[Excerpts from an interface dataset]

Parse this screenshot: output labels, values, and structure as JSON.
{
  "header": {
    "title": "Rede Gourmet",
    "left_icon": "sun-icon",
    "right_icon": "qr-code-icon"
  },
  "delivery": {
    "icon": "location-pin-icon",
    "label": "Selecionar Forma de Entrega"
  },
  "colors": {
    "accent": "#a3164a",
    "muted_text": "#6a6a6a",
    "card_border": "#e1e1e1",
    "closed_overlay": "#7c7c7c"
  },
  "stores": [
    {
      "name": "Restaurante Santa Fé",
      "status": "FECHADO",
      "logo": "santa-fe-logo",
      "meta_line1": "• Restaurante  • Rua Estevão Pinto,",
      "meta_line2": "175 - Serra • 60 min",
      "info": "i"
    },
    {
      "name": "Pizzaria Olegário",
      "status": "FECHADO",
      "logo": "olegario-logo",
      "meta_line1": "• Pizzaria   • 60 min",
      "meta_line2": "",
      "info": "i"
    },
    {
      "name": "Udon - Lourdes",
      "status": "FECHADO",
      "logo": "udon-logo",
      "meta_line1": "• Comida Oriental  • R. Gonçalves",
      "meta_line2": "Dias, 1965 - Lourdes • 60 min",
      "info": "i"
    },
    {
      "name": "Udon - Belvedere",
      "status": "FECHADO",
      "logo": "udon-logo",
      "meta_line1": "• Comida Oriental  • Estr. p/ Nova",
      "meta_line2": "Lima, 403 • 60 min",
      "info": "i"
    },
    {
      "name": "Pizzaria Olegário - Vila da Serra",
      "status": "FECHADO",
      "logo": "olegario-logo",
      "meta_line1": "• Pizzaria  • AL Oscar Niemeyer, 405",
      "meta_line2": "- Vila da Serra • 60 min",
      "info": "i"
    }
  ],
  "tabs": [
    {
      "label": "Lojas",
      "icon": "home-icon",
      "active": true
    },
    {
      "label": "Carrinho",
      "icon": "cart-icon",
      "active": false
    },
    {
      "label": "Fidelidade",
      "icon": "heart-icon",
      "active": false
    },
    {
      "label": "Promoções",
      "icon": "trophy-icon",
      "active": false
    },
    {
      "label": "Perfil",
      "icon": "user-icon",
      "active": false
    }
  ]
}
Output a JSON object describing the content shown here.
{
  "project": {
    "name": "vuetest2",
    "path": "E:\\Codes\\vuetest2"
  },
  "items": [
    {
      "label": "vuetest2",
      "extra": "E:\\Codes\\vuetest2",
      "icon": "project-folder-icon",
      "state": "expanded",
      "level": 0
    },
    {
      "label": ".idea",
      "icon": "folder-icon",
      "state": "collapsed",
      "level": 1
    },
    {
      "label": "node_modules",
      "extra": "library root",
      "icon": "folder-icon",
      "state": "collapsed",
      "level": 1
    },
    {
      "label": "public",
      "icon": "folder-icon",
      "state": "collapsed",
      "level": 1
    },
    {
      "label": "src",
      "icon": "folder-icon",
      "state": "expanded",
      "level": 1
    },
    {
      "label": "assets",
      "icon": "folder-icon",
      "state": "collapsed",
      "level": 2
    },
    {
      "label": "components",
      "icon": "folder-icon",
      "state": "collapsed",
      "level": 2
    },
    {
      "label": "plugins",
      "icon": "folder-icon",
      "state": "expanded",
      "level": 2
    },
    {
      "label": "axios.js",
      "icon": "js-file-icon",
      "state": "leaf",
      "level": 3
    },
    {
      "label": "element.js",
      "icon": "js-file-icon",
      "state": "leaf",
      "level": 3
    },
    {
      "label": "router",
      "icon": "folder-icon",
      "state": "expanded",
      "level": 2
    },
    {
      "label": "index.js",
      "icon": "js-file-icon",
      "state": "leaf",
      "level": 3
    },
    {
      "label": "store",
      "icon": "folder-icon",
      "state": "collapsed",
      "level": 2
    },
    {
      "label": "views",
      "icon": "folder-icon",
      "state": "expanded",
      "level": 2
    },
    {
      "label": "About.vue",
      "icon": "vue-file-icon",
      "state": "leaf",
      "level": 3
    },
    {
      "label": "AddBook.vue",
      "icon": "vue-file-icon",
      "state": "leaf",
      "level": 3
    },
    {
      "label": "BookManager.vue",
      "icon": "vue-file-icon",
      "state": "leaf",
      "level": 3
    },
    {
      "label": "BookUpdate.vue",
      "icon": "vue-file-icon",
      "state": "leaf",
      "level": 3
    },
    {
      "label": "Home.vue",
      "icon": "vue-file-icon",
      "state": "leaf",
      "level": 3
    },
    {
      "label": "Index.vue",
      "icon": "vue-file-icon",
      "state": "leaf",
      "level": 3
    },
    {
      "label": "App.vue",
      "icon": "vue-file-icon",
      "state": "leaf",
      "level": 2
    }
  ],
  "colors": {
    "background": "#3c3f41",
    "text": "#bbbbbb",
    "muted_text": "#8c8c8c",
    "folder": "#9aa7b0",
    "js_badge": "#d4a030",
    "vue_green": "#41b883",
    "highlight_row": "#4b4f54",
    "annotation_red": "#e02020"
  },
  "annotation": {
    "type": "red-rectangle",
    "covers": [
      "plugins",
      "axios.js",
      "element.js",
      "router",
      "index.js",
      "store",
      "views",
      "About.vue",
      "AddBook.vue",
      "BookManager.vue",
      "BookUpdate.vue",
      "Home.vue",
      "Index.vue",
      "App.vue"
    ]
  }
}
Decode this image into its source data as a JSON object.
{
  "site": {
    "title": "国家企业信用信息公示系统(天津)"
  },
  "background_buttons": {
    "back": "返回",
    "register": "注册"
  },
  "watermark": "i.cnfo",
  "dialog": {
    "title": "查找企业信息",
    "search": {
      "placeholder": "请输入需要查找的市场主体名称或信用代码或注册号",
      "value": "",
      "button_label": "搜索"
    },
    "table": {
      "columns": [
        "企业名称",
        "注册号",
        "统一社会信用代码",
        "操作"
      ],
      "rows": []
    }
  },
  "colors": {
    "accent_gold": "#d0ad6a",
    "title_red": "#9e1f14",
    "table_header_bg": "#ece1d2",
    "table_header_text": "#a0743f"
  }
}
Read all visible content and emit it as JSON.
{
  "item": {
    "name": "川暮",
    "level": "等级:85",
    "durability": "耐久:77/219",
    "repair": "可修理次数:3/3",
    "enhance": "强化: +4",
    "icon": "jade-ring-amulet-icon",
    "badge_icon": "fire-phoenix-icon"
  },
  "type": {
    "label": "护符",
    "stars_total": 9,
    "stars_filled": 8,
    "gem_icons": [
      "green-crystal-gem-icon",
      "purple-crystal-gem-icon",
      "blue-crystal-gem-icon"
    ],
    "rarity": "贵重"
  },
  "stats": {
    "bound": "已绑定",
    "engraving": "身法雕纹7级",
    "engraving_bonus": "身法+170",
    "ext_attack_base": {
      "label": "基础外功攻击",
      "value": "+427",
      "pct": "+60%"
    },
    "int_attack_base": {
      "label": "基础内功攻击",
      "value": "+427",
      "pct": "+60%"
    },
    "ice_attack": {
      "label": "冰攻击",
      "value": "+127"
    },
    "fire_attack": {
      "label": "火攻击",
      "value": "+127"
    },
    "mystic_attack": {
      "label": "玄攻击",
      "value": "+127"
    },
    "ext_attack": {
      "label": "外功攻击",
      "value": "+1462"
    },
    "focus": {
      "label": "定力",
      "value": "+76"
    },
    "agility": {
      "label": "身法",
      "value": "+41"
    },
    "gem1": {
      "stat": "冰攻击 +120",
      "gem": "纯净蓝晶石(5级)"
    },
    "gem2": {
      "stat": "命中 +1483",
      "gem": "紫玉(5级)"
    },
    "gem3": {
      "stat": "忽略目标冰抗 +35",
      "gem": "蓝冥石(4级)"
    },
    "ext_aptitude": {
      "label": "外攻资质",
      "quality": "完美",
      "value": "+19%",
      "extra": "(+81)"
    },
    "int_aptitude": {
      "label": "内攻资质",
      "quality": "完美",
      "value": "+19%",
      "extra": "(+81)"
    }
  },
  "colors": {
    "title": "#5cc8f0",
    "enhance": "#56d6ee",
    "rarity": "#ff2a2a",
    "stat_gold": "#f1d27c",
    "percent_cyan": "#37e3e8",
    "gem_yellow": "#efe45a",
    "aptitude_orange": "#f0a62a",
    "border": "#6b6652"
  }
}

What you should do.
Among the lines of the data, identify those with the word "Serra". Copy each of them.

Your response.
      "meta_line2": "175 - Serra • 60 min",
      "name": "Pizzaria Olegário - Vila da Serra",
      "meta_line2": "- Vila da Serra • 60 min",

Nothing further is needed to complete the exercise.